A few things came up while I was digging through two weeks of accumulated news, comments, activities, etc., so I figured I'd just run through them here rather than creating a bunch of separate posts. I'm lazy, and this saves me having to search for a bunch of images. 

Good for Me, Bad for the World

I was sad, but also sort of glad, to learn that Terry Pratchett died while I was in Vietnam. The British author of countless novels for adults and kids, most of Pratchett's work was very funny fantasy-ish stories -- think Harry Potter meets Lord of the Rings meets the Office -- that highlighted the absurdity of our world. I loved them, which is why Pratchett's death is sort of good thing for me. When you're told you have a terminal disease one of the things you start to think about is all the things you're going to miss when you're gone. One of the things on my list were the novels Pratchett was going to write that I wouldn't be around to read. Now it turns out there won't be many of those. Good for me, bad for everyone else. 

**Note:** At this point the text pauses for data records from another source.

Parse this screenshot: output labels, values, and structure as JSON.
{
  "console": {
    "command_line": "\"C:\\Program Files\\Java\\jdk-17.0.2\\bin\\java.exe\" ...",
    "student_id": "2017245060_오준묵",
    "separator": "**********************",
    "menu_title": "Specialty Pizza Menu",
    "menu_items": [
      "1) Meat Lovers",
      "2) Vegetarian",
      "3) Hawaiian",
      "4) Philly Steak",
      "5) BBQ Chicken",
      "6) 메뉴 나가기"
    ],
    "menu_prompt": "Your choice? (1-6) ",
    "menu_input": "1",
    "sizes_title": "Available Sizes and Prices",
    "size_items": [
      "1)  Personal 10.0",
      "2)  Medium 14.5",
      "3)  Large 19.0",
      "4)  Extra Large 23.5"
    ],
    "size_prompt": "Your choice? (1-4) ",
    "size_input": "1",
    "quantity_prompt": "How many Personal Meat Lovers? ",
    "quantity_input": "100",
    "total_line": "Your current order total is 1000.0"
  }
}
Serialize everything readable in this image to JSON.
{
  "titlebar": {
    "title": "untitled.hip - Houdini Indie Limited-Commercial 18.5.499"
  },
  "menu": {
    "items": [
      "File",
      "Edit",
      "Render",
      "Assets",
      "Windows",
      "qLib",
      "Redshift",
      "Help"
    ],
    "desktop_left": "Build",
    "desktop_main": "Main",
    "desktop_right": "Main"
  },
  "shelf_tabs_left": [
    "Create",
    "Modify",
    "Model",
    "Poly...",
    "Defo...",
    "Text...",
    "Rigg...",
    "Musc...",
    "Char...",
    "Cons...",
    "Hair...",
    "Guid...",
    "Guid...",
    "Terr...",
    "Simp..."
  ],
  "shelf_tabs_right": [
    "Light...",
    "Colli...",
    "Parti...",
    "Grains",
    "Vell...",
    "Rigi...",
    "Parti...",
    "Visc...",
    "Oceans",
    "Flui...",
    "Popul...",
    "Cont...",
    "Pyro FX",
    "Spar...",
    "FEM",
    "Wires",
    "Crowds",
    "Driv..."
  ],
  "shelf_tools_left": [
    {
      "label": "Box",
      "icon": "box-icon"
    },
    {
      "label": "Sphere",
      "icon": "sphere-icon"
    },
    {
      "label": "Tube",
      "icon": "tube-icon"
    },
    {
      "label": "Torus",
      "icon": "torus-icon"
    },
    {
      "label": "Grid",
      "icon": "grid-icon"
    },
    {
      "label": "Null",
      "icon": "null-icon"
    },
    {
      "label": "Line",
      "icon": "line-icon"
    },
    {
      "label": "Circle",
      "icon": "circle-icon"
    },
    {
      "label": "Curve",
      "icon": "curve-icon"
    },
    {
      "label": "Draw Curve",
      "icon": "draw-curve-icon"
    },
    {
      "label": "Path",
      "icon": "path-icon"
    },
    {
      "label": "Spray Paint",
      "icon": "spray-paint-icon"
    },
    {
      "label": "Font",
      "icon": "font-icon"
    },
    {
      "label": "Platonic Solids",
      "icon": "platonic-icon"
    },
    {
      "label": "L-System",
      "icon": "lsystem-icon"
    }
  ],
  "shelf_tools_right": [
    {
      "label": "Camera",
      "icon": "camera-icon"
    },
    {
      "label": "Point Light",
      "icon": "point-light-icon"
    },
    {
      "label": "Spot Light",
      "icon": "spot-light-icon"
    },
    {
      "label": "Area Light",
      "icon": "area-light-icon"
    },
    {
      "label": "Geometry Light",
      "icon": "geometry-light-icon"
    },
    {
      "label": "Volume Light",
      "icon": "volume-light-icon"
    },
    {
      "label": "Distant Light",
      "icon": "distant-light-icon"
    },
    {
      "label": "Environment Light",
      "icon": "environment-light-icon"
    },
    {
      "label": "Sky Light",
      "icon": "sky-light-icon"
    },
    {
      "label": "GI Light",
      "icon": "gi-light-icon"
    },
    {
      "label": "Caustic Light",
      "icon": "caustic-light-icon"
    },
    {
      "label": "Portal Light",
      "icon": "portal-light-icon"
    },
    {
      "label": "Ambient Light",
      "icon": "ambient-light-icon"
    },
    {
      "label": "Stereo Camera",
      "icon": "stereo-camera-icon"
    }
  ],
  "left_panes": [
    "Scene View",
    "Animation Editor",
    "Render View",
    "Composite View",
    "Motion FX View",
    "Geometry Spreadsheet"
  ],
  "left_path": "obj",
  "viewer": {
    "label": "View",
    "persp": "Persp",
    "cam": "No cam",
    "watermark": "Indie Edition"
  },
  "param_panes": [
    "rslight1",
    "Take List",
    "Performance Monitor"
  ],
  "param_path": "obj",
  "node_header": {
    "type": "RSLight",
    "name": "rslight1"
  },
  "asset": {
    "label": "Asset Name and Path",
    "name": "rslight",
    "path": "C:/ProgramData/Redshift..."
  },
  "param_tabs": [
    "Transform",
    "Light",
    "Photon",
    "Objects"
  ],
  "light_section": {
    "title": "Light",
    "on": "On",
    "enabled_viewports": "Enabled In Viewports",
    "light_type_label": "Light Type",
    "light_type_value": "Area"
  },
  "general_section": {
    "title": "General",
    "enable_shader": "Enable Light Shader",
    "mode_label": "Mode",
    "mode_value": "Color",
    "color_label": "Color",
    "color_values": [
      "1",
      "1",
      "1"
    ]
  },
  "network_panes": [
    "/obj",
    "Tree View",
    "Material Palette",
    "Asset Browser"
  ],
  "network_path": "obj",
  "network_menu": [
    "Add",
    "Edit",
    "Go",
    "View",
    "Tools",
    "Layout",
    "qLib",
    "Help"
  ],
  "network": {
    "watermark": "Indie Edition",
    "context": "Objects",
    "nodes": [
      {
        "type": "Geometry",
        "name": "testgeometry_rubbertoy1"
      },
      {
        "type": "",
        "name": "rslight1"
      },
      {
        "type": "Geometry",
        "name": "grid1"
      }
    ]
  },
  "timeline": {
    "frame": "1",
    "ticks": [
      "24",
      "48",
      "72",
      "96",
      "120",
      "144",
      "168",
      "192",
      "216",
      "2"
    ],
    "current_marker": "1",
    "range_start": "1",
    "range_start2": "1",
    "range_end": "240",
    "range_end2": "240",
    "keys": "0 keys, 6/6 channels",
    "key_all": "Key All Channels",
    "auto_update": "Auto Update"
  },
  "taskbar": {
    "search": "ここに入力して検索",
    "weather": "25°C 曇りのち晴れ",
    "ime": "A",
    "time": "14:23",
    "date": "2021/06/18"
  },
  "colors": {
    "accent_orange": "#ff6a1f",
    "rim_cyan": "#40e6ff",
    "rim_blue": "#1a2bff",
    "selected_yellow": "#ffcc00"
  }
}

After Despicable Me, Despicable Me 2, and the various trailers for the forthcoming Minions movie, I was surprised to learn that not everyone recognized that Dave was a minion or, for that matter, knew what a minion was. So, for anyone that doesn't recognize a minion, here's one of the trailers for their new movie:

Four Out of Five Ain't Bad

Turns out, rayon is not a good choice for pajama pants. I have now completed my post-Vietnam laundry, including my new pajama pants. The cotton and linen came through without significant shrinkage, but I think I lost about three inches off the rayon pair. So if you're in the vicinity of 6'2" tall with about a 36" waist and have a desire for a lovely pair of pajama pants with an elephant pattern, shoot me an email. 

I've Got My Papers

In my rush to get everything together for Vietnam, I forgot to mention that I've now got my official "death" paperwork: will, medical directive, financial power of attorney, and medical power of attorney. With any luck I won't need them for awhile, but at least now I've got them. (Have you got yours? Not to be morbid, but accidents do happen...)

And on that cheery note, we'll call it a night. Oncology day starts early.

On second thought, we can't end on that. So here are more minions..

Saturday, March 14, 2015

The GCW Tour, Vietnam: A Last Post from Vietnam

Well, that about does it. Tomorrow afternoon we fly out, but I doubt there will be much time for posting. Eventually, I'll likely write up a summary and, with luck, at some point Sib2's fifty-some hours of GoPro video will get boiled down to five minutes or so which I can post here. 

But the Vietnam leg of the GCW Tour is basically over. A bit of sleep and lots of hours in an airplane, and we'll be back to normal life. And, of course, cancer, which I suppose counts as part of my normal life now. 

But here's one last shot of Saigon at night taken from the rooftop bar at our hotel...

The GCW Tour, Vietnam: A Shoe-based Retrospective

Halfway through a Hanoi shoe shine...

...and after a Saigon shoe shine

The GCW Tour, Vietnam: Dave's Last Day in Saigon Spent Shopping for Souveniers

The GCW Tour, Vietnam: The Where's Dave? Game

Give yourself ten points to start. Subtract one point for each picture you have to look at to figure out where in Saigon Dave is. Most points wins. Good luck!

I'm guessing most didn't have to read this far to recognize Dave's at Starbuck's.